[GIVEN DATA Boundary: Start]
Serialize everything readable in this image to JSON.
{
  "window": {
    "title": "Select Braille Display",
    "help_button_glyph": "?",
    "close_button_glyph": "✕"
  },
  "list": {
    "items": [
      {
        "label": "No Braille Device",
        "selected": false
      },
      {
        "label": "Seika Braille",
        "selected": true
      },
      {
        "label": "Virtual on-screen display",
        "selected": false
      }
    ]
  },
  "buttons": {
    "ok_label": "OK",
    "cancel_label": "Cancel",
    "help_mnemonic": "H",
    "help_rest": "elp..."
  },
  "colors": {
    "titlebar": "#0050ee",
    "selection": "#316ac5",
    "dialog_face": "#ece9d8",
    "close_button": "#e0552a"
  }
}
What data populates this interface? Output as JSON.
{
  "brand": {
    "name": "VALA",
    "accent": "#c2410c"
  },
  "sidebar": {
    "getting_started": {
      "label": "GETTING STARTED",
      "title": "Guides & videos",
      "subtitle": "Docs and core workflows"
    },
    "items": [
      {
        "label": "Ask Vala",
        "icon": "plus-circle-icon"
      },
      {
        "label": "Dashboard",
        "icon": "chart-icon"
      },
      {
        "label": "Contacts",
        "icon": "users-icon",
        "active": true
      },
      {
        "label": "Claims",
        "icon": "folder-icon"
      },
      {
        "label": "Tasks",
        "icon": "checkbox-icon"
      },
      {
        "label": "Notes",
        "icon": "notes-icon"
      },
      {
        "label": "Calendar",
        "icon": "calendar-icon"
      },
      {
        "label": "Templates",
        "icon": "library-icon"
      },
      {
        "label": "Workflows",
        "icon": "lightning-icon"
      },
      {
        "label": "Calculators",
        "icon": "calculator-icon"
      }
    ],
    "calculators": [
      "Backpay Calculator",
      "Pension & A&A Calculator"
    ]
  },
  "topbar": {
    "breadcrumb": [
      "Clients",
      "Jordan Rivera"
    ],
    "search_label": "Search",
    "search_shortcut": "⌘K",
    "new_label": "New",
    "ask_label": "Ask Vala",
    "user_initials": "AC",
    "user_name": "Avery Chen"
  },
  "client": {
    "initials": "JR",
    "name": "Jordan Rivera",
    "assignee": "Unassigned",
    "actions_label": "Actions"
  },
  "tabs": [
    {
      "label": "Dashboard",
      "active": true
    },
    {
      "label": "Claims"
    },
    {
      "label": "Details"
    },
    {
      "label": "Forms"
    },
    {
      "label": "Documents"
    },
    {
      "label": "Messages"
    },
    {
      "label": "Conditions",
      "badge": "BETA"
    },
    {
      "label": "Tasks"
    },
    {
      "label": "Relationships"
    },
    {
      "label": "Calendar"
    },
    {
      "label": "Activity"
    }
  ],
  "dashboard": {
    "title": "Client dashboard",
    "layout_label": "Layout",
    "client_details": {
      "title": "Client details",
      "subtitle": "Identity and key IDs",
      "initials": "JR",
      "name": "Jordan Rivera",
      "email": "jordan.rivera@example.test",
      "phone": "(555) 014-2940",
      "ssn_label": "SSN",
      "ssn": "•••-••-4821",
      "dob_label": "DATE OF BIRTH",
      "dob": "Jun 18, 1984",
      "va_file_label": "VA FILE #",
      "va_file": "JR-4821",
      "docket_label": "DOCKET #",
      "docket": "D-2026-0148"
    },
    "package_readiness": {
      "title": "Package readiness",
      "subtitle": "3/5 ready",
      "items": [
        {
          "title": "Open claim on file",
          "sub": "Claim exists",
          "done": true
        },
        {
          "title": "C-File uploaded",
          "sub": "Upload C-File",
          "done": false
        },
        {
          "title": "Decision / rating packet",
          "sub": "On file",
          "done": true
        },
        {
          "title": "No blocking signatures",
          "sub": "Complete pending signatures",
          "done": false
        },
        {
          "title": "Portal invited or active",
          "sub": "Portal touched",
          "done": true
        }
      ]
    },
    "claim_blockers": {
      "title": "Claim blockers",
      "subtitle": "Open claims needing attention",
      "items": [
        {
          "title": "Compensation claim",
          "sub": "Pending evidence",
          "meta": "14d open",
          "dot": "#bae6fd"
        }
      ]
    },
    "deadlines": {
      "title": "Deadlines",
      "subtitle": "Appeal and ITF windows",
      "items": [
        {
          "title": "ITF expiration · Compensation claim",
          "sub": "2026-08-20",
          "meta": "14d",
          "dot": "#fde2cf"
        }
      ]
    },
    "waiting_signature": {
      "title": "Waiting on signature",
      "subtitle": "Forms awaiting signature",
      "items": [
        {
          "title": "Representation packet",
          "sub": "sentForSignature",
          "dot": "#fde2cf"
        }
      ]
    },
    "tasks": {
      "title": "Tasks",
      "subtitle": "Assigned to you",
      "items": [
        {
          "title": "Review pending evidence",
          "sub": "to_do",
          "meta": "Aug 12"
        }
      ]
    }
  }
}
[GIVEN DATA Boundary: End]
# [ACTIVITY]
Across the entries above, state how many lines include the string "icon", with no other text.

# [WRITTEN RESPONSE]
10